Across the records, how many lines contain "true"? Answer with the number alone.

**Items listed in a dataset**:
· · · · · · ·
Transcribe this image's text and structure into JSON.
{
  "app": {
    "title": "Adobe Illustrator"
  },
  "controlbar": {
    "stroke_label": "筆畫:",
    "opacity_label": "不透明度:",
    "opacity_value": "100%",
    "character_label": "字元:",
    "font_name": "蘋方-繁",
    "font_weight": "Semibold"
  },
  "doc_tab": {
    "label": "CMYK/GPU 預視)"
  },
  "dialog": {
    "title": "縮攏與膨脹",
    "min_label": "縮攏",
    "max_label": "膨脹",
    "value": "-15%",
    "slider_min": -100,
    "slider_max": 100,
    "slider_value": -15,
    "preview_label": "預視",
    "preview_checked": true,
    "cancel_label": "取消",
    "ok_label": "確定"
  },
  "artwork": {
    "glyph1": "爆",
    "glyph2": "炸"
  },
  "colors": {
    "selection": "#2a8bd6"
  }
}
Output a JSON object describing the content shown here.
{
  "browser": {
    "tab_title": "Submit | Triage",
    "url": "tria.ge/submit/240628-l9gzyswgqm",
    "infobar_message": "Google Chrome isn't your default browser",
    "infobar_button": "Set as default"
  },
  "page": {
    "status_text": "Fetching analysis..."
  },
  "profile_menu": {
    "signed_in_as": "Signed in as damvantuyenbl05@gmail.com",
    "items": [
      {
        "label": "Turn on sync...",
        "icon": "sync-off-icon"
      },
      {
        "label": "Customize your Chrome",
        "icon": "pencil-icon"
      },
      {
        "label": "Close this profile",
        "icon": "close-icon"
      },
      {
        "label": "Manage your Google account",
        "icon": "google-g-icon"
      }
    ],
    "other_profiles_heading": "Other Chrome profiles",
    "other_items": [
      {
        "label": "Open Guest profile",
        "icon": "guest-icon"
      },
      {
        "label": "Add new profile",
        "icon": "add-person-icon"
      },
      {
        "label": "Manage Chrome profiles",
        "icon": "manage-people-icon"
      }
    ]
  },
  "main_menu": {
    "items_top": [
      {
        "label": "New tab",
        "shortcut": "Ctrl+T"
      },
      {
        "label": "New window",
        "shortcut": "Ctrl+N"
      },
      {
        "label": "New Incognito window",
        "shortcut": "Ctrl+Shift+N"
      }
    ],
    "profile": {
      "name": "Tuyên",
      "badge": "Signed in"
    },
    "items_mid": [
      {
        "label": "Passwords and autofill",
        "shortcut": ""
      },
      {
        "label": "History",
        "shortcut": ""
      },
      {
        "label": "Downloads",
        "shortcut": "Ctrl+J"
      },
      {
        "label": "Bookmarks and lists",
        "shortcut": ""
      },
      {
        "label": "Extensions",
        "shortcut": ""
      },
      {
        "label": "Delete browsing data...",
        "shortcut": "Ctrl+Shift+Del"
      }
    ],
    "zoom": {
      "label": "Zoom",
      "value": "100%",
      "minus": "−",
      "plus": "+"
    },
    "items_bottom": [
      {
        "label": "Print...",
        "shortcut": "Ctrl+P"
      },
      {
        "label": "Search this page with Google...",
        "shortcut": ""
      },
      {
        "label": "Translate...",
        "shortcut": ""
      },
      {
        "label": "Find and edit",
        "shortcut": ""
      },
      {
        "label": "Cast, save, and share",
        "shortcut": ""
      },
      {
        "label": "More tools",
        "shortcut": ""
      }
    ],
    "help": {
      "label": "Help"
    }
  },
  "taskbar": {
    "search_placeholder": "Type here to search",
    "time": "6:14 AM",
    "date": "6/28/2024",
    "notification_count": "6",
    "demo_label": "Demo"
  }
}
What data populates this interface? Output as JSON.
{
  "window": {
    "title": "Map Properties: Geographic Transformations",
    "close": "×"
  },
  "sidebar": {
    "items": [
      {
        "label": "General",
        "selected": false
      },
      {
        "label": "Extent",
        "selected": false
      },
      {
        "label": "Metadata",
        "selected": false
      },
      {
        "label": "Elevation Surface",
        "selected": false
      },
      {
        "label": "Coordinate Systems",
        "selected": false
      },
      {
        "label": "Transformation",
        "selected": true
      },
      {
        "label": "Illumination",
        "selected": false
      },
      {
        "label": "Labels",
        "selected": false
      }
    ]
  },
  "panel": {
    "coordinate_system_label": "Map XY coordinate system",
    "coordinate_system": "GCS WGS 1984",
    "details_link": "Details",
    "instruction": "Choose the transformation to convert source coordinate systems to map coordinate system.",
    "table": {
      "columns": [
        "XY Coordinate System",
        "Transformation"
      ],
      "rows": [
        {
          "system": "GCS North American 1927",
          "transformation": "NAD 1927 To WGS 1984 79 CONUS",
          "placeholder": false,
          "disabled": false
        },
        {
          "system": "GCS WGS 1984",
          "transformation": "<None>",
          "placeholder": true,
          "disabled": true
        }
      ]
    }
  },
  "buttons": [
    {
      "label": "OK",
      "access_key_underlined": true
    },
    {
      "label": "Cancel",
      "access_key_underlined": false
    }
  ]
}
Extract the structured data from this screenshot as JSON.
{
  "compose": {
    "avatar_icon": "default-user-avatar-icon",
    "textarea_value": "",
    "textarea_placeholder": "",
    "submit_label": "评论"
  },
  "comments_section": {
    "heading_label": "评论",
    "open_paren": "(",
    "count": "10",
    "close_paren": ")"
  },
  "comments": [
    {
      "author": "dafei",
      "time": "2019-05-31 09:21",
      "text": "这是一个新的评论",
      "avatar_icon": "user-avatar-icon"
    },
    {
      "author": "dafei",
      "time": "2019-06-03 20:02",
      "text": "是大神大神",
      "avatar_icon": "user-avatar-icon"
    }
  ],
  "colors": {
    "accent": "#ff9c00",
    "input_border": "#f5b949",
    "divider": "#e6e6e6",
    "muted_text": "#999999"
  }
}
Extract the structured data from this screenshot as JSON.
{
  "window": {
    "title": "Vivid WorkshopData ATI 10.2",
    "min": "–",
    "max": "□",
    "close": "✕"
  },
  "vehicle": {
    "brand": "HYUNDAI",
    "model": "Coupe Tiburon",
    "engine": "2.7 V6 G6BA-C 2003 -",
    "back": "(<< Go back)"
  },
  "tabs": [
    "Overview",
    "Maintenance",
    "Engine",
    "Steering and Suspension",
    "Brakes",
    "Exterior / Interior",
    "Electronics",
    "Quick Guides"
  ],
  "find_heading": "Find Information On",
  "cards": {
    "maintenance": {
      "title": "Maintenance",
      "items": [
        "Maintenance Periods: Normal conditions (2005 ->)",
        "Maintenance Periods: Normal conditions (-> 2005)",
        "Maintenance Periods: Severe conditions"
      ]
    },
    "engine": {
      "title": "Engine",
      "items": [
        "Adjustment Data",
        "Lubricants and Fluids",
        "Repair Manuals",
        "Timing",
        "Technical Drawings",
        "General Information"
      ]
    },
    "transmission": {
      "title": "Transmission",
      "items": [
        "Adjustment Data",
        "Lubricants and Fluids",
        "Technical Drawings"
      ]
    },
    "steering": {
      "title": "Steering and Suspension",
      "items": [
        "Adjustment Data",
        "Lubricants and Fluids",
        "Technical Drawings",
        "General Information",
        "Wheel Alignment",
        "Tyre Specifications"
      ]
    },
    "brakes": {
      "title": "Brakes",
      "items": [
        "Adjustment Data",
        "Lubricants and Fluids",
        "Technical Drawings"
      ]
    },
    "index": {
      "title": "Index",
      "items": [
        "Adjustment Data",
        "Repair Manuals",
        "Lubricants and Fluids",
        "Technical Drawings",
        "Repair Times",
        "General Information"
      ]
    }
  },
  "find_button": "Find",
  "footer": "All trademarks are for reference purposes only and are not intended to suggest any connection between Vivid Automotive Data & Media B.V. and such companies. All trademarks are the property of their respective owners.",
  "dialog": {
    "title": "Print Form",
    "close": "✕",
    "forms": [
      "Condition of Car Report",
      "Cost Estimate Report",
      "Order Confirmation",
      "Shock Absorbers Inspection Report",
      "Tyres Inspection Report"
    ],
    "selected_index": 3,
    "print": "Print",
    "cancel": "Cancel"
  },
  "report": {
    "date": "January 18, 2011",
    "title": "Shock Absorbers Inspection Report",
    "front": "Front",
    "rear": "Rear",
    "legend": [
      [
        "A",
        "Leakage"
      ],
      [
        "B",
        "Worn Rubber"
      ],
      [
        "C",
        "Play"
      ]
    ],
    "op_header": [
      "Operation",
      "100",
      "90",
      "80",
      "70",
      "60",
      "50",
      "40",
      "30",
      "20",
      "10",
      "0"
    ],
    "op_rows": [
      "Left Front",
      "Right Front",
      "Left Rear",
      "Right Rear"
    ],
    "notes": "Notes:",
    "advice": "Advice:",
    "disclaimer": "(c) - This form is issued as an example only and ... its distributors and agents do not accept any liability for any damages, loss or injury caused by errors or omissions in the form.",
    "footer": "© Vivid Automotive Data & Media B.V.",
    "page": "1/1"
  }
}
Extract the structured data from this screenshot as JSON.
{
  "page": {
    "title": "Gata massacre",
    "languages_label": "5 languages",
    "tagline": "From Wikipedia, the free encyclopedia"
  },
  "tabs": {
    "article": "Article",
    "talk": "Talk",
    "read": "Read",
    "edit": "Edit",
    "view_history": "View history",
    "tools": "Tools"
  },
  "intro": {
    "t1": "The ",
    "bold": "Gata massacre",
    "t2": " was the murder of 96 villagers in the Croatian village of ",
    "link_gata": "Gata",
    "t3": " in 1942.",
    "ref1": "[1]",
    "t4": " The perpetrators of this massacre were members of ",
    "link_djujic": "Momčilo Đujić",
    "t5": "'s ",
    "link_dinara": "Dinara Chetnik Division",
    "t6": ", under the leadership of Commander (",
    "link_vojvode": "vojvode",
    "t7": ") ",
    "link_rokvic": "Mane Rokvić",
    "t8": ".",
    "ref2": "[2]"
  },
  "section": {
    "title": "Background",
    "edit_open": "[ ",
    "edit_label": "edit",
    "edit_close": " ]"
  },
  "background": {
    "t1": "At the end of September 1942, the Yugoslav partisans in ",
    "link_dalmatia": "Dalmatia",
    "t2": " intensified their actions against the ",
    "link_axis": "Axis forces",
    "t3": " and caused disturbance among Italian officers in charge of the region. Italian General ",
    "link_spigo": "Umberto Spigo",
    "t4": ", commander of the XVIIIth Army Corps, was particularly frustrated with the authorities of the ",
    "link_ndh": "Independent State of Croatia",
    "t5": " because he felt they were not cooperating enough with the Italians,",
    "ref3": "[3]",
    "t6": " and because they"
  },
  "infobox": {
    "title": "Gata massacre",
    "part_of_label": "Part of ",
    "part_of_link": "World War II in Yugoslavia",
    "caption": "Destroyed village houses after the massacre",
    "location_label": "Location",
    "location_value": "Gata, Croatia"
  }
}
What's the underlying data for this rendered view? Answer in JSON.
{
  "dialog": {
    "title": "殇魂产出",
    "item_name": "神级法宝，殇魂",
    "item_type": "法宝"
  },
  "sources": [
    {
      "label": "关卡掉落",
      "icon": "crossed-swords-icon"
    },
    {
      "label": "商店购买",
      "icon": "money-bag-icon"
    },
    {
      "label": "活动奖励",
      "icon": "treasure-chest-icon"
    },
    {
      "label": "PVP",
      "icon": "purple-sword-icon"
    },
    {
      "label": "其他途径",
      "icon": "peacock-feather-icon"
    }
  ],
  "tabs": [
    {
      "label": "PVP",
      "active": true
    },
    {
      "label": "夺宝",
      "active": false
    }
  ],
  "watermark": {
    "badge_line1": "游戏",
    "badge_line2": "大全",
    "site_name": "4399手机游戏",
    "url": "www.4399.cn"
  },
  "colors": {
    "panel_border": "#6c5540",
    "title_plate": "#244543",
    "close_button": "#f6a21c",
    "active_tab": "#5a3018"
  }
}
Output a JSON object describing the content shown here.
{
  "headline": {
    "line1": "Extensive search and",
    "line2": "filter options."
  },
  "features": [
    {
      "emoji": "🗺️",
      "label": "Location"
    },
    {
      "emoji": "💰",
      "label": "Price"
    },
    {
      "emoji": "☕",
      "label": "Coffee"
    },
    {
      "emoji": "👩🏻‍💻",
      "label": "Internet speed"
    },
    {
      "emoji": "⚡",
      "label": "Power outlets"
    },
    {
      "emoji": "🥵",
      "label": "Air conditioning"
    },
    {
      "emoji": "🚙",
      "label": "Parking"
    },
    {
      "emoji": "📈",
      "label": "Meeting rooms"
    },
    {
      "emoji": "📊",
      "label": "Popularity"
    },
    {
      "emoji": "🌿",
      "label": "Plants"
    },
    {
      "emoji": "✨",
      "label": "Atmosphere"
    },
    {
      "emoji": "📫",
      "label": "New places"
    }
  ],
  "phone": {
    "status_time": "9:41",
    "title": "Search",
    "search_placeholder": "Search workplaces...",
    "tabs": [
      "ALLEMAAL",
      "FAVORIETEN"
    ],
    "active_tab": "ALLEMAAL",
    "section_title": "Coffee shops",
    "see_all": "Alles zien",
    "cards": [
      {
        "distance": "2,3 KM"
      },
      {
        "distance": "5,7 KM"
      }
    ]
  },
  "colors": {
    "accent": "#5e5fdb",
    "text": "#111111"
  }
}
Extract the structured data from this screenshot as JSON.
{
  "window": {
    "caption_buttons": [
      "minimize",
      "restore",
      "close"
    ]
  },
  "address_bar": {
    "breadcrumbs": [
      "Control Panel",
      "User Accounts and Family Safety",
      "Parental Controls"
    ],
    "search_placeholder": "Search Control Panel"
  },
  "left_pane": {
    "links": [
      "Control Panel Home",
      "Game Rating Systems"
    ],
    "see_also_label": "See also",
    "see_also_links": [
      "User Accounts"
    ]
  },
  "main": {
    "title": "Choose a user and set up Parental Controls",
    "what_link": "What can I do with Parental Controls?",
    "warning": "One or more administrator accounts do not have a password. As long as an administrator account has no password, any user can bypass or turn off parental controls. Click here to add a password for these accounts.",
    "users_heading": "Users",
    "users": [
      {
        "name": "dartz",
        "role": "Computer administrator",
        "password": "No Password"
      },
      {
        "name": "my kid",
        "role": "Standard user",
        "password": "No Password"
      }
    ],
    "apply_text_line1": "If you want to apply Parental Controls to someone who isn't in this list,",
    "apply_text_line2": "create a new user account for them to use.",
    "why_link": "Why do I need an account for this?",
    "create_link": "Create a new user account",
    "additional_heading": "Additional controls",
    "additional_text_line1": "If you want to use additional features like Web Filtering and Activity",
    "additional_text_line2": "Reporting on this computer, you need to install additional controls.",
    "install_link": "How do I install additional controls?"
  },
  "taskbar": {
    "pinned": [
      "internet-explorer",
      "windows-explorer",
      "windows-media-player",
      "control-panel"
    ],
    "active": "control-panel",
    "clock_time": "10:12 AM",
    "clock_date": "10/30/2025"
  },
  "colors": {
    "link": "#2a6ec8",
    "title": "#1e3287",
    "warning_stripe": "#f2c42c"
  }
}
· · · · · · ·
**Result of this exercise**:
6